Website and app data records
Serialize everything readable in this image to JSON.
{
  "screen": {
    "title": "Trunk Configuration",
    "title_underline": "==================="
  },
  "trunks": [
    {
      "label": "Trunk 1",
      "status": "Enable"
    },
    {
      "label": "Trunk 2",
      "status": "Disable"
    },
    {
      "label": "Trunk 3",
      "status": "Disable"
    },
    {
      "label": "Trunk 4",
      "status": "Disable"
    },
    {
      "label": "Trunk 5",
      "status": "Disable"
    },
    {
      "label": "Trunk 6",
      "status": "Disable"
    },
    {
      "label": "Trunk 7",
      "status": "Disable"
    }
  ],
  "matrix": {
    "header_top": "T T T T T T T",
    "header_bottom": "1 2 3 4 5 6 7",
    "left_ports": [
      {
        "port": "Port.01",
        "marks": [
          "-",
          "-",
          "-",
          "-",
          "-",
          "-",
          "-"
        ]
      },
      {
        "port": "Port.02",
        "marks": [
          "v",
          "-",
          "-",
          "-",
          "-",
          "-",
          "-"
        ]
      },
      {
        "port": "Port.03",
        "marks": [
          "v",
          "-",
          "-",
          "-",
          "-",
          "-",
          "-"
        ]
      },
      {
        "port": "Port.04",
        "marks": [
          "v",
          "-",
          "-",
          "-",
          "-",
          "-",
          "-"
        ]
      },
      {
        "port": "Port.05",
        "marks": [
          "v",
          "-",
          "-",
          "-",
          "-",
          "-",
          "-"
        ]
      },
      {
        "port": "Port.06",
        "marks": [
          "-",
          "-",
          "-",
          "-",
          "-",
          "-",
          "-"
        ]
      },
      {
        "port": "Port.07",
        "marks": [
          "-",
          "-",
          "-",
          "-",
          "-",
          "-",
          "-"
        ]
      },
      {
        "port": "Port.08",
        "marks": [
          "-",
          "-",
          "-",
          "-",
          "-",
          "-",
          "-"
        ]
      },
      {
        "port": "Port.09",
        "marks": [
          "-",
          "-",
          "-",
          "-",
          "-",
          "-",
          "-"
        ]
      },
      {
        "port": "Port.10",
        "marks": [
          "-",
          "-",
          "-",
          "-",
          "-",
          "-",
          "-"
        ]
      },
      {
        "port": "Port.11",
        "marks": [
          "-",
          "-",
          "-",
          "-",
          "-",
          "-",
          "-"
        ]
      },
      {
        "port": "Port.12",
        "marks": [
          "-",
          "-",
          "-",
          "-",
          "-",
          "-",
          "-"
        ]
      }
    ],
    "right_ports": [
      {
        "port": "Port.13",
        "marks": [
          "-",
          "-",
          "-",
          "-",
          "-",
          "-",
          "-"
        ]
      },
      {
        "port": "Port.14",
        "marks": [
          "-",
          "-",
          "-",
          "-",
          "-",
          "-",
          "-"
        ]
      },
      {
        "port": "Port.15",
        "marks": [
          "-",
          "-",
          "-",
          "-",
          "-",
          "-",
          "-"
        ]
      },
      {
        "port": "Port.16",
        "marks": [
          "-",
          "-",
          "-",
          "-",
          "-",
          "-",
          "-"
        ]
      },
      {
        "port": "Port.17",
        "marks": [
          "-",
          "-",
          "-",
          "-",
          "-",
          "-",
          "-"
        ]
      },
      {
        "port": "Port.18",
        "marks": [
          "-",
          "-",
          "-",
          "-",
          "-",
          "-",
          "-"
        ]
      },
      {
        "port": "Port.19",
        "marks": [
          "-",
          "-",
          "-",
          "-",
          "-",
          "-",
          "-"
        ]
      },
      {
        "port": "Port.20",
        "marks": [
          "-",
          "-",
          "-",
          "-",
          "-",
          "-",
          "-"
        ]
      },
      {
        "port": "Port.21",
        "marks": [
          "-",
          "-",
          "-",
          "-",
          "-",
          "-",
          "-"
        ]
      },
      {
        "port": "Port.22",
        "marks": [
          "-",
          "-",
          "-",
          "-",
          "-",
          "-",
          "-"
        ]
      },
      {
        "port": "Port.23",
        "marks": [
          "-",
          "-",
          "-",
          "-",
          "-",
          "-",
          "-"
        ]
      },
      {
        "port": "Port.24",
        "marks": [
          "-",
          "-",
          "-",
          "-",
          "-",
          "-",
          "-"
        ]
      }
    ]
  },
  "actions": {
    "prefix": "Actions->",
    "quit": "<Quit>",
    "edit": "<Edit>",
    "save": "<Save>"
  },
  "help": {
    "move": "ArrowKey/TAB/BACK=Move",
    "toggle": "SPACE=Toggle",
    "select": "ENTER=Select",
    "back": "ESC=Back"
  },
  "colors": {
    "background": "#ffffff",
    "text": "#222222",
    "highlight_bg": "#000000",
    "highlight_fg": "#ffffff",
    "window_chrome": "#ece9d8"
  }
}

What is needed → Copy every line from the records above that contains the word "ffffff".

Task answer →
    "background": "#ffffff",
    "highlight_fg": "#ffffff",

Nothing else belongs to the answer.